Around noon, we came to a one-room school.  The children were seated in  circles on the floor eating their lunches.  No adults were around.



The blackboard listed some English verbs: Running, walking, cutting etc.  The kids repeated  them after me and this made them laugh a lot!




At the entrance to villages, there is often a water station under a huge banyan tree (sort of ficus). Houses are constructed of woven bamboo panels – often with no windows, and just one door.  This keeps the sun out of the interior, so the house is cooler.  Corrugated metal roof – or thatch.


Solar panel on one pole, and TV antenna on another. This corner store has everything you need!

The village houses are made of bamboo, but the monasteries are more solidly constructed – and we saw many, many monasteries being built. People generously donate money or their time to earn merit – useful for future re-incarnations. These women were mixing concrete for bricks – the names of other donors were listed on the walls.



As we came to the Taung Gyi Chay village, we noticed a wedding celebration in progress!  A small booth had been set up in front of the bride’s house, and friends were gathering the gifts brought by guests.



We added a small contribution too, good luck for the new couple!


At last we came to the lunch stop…we were already running pretty late on our schedule.   Mr. Hti prepared our lunch in the local kitchen: a clear soup and fried rice with an egg.  Also some fried tofu with a fiery dipping sauce. Myanmar beer! We were HUNGRY!2014-10-29_1710


Mr Hti and Thêt investigate (and document) Annie’s iPhone 6 plus – rare!


So, OK, ready to visit the Buddha grotto in Myin Ma Hti, an underground complex of tunnels and caves, chock full of statues of Buddha.

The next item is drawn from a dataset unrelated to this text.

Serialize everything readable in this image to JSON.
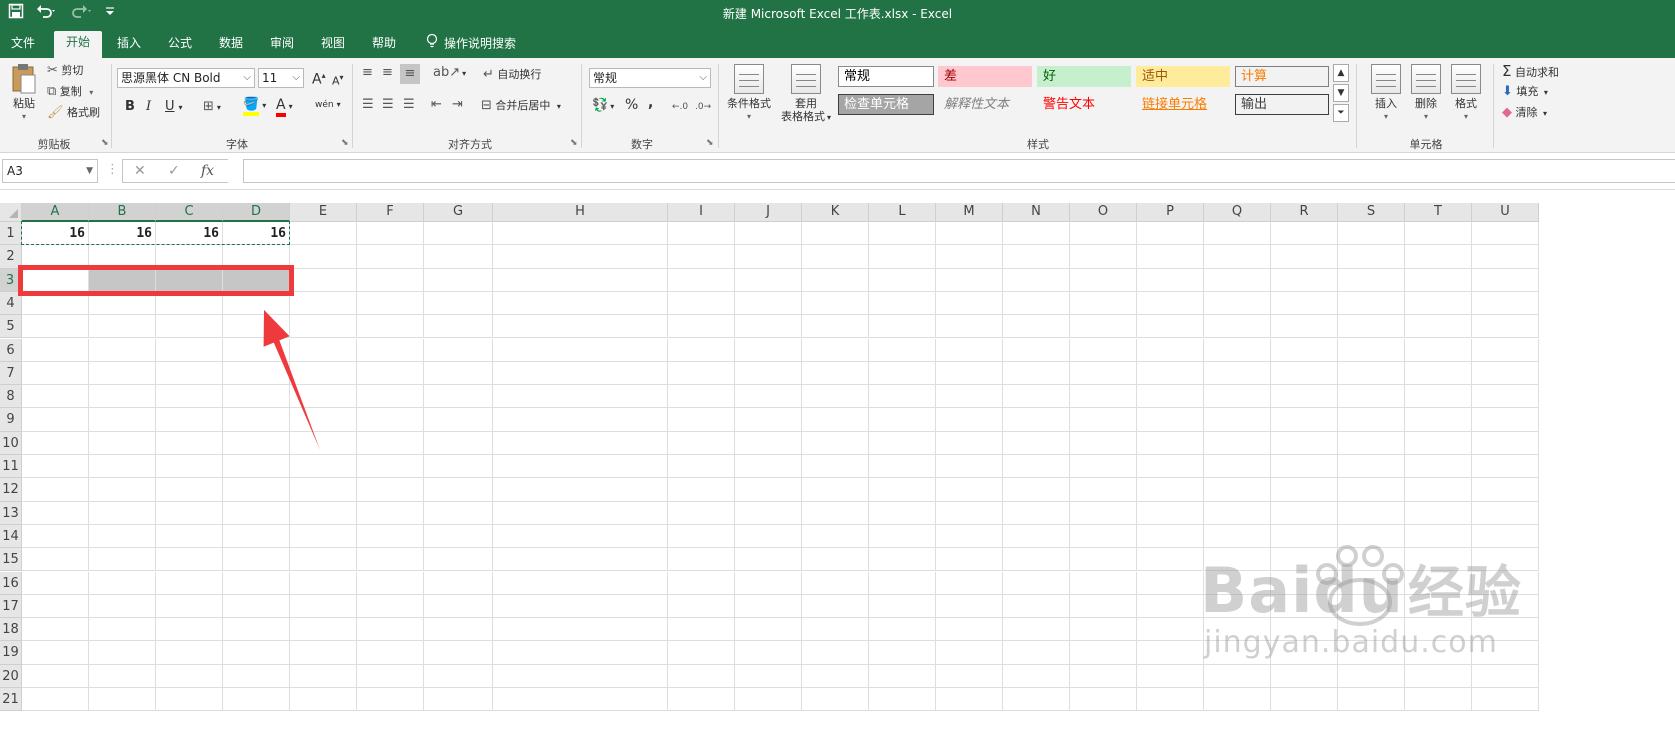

This is a holy place (as always when Buddhas are present) so no shoes allowed.  Green plastic mats are on the floor, preventing slips on the dripping surfaces. There are dozens of buddha statues in the different grotto rooms (also some bats). Our guide Thêt sits us down within a circle of Buddhas for a meditation lesson….



It was pretty late after the grotto visit – about half an hour from sundown – and we still had quite a way to go to get to our overnight destination.  Our guides rustled up some young men with small motorcycles that were willing to give us a ride. Let me just say that straddling a moped in a trekking skirt is a challenge – there are videos of this … no further comment.

Just as the sun was setting, we arrived at the village of Lamine where we were to spend the night with a local family. 2014-10-29_3532

They served us a delicious meal on a high table between their woven-bamboo kitchen and the two-story house (also made of woven bamboo).


The couple in their 70s had 3 sons and 5 daughters, 4 of which were still living in the village. Their granddaughter was studying to be a teacher, and was happy to try her English on us! The house had just been wired with electricity a few weeks before, so there was a small TV set with 3 Burmese channels.  2014-10-29_1769


The “bathroom” facilities were basic, but we slept very well, and  the breakfast was wonderful!


Trek day 2 to be continued….